The declining values that the real estate market has experienced over the past three years have been a mixed bag for property owners. Although values have been down overall, savvy property owners have been able to trigger changes in ownership in order to lock in lower assessments in the future (Savvy California Property Owners May Want to Act Now to Permanently Reduce Taxes), investors with cash have been able to acquire properties at deep discounts, and even unsophisticated property owners benefited from reductions in the assessed value of their properties as assessors struggled to match property assessments to the plummeting fair market values. Indeed, during a period when there was relatively little data from comparable sales, assessors made significant roll reductions to recognize the declining market.

From the taxpayers’ perspective, assessed values have been moving in the right direction for the past three years — down. Thus, little scrutiny has been made to confirm that the reductions were in fact accurate. Now that the tide is turning, however, and values are creeping back up, the real work is about to begin as assessors start to increase values on hundreds of thousands of properties that were reduced during the market downturn.

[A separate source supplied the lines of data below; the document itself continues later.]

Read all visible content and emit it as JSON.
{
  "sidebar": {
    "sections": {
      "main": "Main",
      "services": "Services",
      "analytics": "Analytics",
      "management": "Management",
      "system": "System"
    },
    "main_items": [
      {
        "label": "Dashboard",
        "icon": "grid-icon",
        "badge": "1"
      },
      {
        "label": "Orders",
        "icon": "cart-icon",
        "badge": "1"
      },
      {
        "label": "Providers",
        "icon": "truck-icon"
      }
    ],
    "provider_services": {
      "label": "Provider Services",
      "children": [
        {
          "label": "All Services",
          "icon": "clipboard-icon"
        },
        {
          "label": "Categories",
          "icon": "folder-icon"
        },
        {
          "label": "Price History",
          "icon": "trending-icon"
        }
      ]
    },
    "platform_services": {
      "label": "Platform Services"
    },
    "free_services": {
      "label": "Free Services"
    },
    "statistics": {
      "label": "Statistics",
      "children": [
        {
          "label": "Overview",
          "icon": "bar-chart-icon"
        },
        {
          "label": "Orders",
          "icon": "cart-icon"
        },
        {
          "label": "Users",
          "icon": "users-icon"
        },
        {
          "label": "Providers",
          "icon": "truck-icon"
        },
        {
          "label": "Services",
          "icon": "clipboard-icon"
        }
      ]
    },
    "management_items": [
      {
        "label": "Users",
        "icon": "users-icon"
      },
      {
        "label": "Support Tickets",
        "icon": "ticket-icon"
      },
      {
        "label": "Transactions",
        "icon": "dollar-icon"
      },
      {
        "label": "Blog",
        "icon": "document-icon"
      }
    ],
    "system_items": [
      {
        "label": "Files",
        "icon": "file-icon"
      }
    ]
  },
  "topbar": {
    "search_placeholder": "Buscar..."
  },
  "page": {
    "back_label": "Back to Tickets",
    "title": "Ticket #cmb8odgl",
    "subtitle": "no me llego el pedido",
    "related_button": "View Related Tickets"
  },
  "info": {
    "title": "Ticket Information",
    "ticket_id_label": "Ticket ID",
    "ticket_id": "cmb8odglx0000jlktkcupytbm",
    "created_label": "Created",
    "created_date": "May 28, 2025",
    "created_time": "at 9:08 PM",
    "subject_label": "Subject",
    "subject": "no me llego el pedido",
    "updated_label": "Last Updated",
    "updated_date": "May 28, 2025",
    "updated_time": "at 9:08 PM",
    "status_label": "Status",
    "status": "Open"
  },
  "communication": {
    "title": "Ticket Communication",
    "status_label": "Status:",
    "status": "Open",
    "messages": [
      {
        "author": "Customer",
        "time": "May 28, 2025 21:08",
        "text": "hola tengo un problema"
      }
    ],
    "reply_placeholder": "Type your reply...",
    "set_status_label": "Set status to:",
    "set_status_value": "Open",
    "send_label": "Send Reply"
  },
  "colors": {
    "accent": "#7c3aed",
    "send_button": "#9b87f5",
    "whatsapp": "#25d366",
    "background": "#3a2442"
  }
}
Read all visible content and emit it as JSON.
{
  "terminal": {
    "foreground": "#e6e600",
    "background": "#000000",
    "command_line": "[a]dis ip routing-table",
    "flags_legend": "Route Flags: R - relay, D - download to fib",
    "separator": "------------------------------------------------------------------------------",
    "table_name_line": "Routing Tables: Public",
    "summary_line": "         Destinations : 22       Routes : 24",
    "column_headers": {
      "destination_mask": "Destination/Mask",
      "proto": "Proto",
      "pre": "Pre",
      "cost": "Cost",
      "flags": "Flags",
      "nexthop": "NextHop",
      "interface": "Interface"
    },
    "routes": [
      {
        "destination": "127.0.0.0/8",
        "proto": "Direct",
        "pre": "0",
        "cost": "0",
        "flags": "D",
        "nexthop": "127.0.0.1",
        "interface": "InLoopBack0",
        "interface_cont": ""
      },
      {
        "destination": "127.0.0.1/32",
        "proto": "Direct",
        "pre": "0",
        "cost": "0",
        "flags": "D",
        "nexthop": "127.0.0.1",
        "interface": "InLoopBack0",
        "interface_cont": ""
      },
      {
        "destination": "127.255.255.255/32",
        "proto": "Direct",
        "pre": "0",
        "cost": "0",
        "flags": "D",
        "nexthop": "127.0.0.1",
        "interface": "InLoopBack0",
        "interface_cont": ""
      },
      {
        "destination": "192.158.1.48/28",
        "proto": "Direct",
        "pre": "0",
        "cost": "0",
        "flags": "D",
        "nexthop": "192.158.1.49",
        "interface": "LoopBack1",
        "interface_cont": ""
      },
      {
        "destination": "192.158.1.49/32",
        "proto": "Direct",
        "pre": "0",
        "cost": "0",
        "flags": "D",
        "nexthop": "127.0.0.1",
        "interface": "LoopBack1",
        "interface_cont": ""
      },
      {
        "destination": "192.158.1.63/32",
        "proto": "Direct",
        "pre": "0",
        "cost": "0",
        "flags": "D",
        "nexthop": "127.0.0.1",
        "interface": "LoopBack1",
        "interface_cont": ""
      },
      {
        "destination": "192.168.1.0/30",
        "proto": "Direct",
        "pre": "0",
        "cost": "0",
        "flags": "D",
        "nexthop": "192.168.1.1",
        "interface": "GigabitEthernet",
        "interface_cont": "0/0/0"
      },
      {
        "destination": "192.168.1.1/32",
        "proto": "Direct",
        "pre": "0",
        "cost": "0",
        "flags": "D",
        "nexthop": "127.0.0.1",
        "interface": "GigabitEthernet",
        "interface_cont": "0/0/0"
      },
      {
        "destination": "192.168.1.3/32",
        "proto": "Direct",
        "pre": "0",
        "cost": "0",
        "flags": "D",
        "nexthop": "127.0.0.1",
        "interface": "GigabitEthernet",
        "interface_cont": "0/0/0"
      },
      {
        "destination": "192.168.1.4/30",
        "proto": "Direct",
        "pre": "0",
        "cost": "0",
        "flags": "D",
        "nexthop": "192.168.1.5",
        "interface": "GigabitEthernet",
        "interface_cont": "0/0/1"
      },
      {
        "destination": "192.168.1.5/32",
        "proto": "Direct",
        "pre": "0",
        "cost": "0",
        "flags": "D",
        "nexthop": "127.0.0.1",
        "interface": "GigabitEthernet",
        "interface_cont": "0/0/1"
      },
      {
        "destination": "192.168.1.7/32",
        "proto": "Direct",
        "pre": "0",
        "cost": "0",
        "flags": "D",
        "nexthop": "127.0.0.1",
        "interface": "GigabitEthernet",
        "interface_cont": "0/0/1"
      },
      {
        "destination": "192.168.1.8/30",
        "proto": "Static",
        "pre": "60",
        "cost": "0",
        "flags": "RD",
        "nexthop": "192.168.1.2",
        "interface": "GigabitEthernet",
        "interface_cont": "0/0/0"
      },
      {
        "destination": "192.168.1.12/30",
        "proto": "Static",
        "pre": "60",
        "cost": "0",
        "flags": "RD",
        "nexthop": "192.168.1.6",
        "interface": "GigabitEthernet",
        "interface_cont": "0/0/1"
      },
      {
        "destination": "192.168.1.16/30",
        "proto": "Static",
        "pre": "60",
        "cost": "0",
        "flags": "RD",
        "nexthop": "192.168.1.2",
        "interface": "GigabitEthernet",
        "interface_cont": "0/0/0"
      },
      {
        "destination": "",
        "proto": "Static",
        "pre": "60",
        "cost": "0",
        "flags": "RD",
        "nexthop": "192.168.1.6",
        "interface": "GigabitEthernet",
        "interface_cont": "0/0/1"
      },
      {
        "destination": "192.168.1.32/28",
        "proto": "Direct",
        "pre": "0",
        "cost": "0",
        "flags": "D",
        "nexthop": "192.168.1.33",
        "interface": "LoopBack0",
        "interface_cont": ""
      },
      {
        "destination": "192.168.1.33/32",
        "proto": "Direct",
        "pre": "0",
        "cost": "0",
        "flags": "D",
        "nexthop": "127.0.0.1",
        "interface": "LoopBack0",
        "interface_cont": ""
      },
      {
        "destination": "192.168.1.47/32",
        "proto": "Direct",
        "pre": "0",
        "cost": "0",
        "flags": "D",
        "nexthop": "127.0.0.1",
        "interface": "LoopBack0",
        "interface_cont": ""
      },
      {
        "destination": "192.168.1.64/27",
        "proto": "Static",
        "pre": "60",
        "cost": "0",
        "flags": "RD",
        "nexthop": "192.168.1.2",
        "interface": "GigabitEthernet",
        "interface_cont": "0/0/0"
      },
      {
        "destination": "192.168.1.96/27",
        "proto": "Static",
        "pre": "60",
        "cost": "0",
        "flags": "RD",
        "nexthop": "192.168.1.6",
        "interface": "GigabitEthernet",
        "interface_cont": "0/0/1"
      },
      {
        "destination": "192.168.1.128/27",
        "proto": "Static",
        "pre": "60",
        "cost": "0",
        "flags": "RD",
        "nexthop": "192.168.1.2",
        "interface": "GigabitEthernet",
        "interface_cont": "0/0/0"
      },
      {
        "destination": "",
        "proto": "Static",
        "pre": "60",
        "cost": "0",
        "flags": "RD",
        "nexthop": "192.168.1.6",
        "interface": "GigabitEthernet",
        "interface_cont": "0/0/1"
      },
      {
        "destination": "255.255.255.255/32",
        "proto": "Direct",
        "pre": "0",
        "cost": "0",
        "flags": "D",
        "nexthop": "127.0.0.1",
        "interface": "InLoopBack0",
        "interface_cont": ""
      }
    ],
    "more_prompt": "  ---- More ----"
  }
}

When California’s voters passed Proposition 13 in 1978, the State’s constitution was amended to provide that, among other things, a “base year value” would be assigned to locally assessed real estate. The significance of the base year value is that it establishes the maximum value for which property may be assessed. And, importantly, a given property’s base year value cannot increase by more than two percent annually, unless the property is purchased by a new owner, encounters new construction, or experiences a so-called “change in ownership.” In other words, regardless of how fast the market value of a given property may appreciate, the property’s assessable value is limited to its base year value, which creeps up by an annual inflation factor capped at two percent.

As originally enacted, Proposition 13 overlooked the possibility of a decline in property values. So, in November 1978, Proposition 8 was introduced and passed to provide that property assessments may be reduced when there is a decline in market value. Thus, due to the combined effects of Propositions 8 and 13, the taxable value for locally assessed real property is limited to the lesser of its fair market value or its base year value. The Proposition 8 adjustments, however, are only temporary in nature and do not establish a new base year value for the property. Plus, for each lien date after the first lien date for which the taxable value of property is reduced pursuant to Proposition 8, the assessor is required to reappraise the property annually at its fair market value until that value exceeds the trended base year value. Consequently, if the market value of a property enjoying a Proposition 8 reduction returns to, or exceeds, its base year value in later years, its assessed value may be increased immediately back to the adjusted base year value — regardless of whether such increase exceeds the two percent annual inflation factor established by Proposition 13.

Based on the most recent economic forecasts, assessors and appraisers across the state are projecting that the recovery of California’s real estate market may take up to 15 years before values return to those seen during the 2005 – 2007 timeframe. Thus, although market values experienced a precipitous drop over the past few years, increases going forward are projected to be extremely slow. Consequently, property owners that acquired locally assessed real estate during the peak of the market and saw their property’s assessed value decline in the 2009 – 2011 timeframe, may not only expect higher property taxes going forward, but, for several years, those annual increases will not be limited to the two percent cap of Proposition 13 (at least until the property’s market value returns to its trended base year value).

As a practical matter, assessors and assessment appeals boards are projecting an increased workload for the next several years. Although taxpayers who received 20 – 30% reductions during the 2009 – 2011 timeframe generally were not protesting that their assessments should have been reduced even further, it will be a different story when assessed values start going up. Not only will there be greater scrutiny on assessed values (because taxpayers are more likely to challenge increases than decreases), but assessors are faced with the huge task of annually reappraising each property that received a Proposition 8 reduction until that property's market value exceeds its trended base year value. Indeed, the assessors’ increased workloads, coupled with the fact that most assessors are working at reduced staffing levels, suggests that properties being reappraised in the coming years due to prior Proposition 8 reductions may not receive a thorough analysis.

Consequently, as assessors start the process of increasing assessments on properties that were previously reduced, taxpayers are encouraged to pay particularly close attention to the value of their properties. Naturally, an independent appraisal would give a property owner a good sense of whether the subject property is assessed accurately. But, other alternatives are available as well. For example, taxpayers have the right to examine the assessor’s records, including the working papers and appraisal used by the assessor to determine the value of the taxpayer’s property. Thus, if a taxpayer believes its property may be over assessed, a good place to start the analysis is by reviewing the appraisal that the assessor used to set the assessed value. If the taxpayer does not agree with the assessor’s appraisal, then it may make sense to challenge that assessment either formally or informally (or both).

The vast majority of assessment disputes are resolved through negotiation with the assessor. Yet, if a formal protest is not filed, the taxpayer looses leverage, and will likely have to agree to any adjustment the assessor may/may not make. Thus, it often makes sense to file a protective appeal. The deadline for filing a formal protest of the 2012 assessed value varies from county to county, but will be either September 17, 2012 or November 30, 2012.